In Pumariega and Harrison, Paul has found actors who resemble each other in significant ways, and after coiffing and dressing them identically (Miranda Hoffman designs the costumes) you can believe that someone might mistake one for the other at first glance. Harrison speaks at the top of the masculine range (Ursula Meyer is the voice coach) to further enhance the impression. This, of course, does not explain how Olivia could fall in love with a boy whose voice marks him as pre-pubescent, but it makes it easier for us to suspend disbelief. (Oddly, the play opens with Olivia’s resolve to disguise herself as a eunuch, but makes no further mention of this plan, which would have disrupted everything.)

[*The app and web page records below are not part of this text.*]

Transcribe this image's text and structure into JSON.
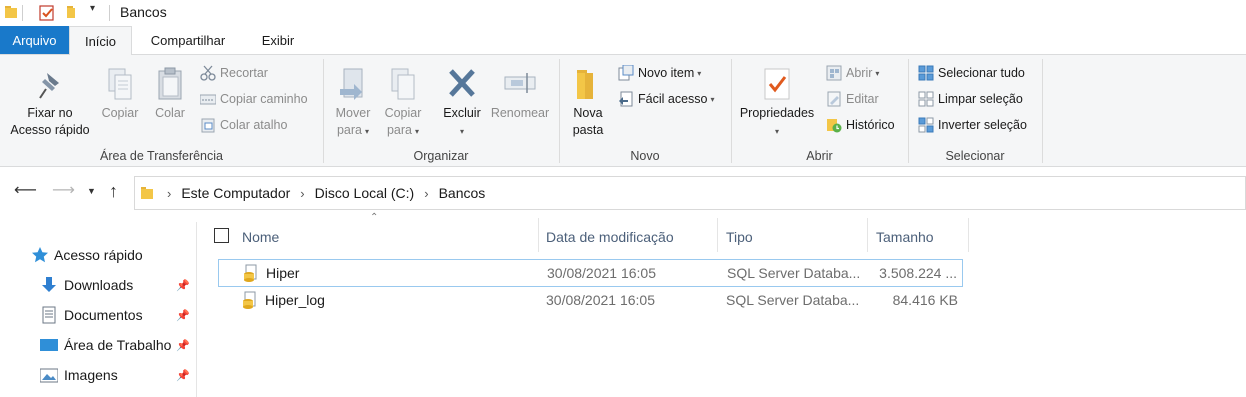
{
  "window": {
    "title": "Bancos"
  },
  "tabs": {
    "file": "Arquivo",
    "home": "Início",
    "share": "Compartilhar",
    "view": "Exibir"
  },
  "ribbon": {
    "clipboard": {
      "label": "Área de Transferência",
      "pin_line1": "Fixar no",
      "pin_line2": "Acesso rápido",
      "copy": "Copiar",
      "paste": "Colar",
      "cut": "Recortar",
      "copy_path": "Copiar caminho",
      "paste_shortcut": "Colar atalho"
    },
    "organize": {
      "label": "Organizar",
      "move_line1": "Mover",
      "move_line2": "para",
      "copyto_line1": "Copiar",
      "copyto_line2": "para",
      "delete": "Excluir",
      "rename": "Renomear"
    },
    "new": {
      "label": "Novo",
      "new_folder_line1": "Nova",
      "new_folder_line2": "pasta",
      "new_item": "Novo item",
      "easy_access": "Fácil acesso"
    },
    "open": {
      "label": "Abrir",
      "properties": "Propriedades",
      "open": "Abrir",
      "edit": "Editar",
      "history": "Histórico"
    },
    "select": {
      "label": "Selecionar",
      "select_all": "Selecionar tudo",
      "select_none": "Limpar seleção",
      "invert": "Inverter seleção"
    }
  },
  "address": {
    "crumbs": [
      "Este Computador",
      "Disco Local (C:)",
      "Bancos"
    ]
  },
  "nav": {
    "quick_access": "Acesso rápido",
    "items": [
      {
        "label": "Downloads",
        "icon": "download-icon"
      },
      {
        "label": "Documentos",
        "icon": "documents-icon"
      },
      {
        "label": "Área de Trabalho",
        "icon": "desktop-icon"
      },
      {
        "label": "Imagens",
        "icon": "pictures-icon"
      }
    ]
  },
  "columns": {
    "name": "Nome",
    "date": "Data de modificação",
    "type": "Tipo",
    "size": "Tamanho"
  },
  "files": [
    {
      "name": "Hiper",
      "date": "30/08/2021 16:05",
      "type": "SQL Server Databa...",
      "size": "3.508.224 ..."
    },
    {
      "name": "Hiper_log",
      "date": "30/08/2021 16:05",
      "type": "SQL Server Databa...",
      "size": "84.416 KB"
    }
  ],
  "colors": {
    "file_tab": "#1979ca",
    "ribbon_bg": "#f5f6f7",
    "selection_border": "#99c9ef",
    "folder": "#f3c647"
  }
}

A few words about Feste: Shakespeare wrote him as a sort of depressed jester, a man who has known sorrow and emptiness. In the film version, Ben Kingsley played him as a sort of anti-jester, an emotional black hole with a core of ice. King, one of the warmest actors on the Washington stage, doesn’t do that, but he does give Feste a knowing sadness, which reminds us, through all this manic and hard-won joy, that there is sadness too.
Shakespeare Theatre’s technical elements are among the best in the area, and they are all on display here – from the opening moments, when Viola is suspended in mid-air against a green background so that we can see her swimming to escape her doom, through the rain of rose petals and the graceful dancers who move in and out of scenes at crucial moments to the final moments, when Feste, alone on the stage, sings a haunting lament. Among the best of these elements is Martin Desjardens’s sonorous, beautiful original music – which, among other things, allows the play to highlight King’s robust singing voice.
Alan Paul’s Twelfth Night is not a subtle piece of work – he’ll make sure you get the joke – but that’s just fine, particularly when done as part of the Shakespeare Free-For-All. As I’ve said before, the Free-For-All is the perfect place for someone who is new to Shakespeare, and uncertain whether he will enjoy it or not. You can, for the cost of a ride on the Metro, see Shakespeare done by top actors and using impeccable production values. And if you don’t like it, you can cross it off your bucket list, knowing that you’ll never enjoy Shakespeare. But if you do like it, you’ve opened yourself to the work of the best writer in the English language, and in any other.
By William Shakespeare
Directed by Alan Paul
Shakespeare Theatre Company’s Free-For-All
Reviewed by Tim Treanor
Twelfth Night runs thru Sept 5, 2010.
For Details, Directions and Tickets, click here.
Peter Marks . Washington Post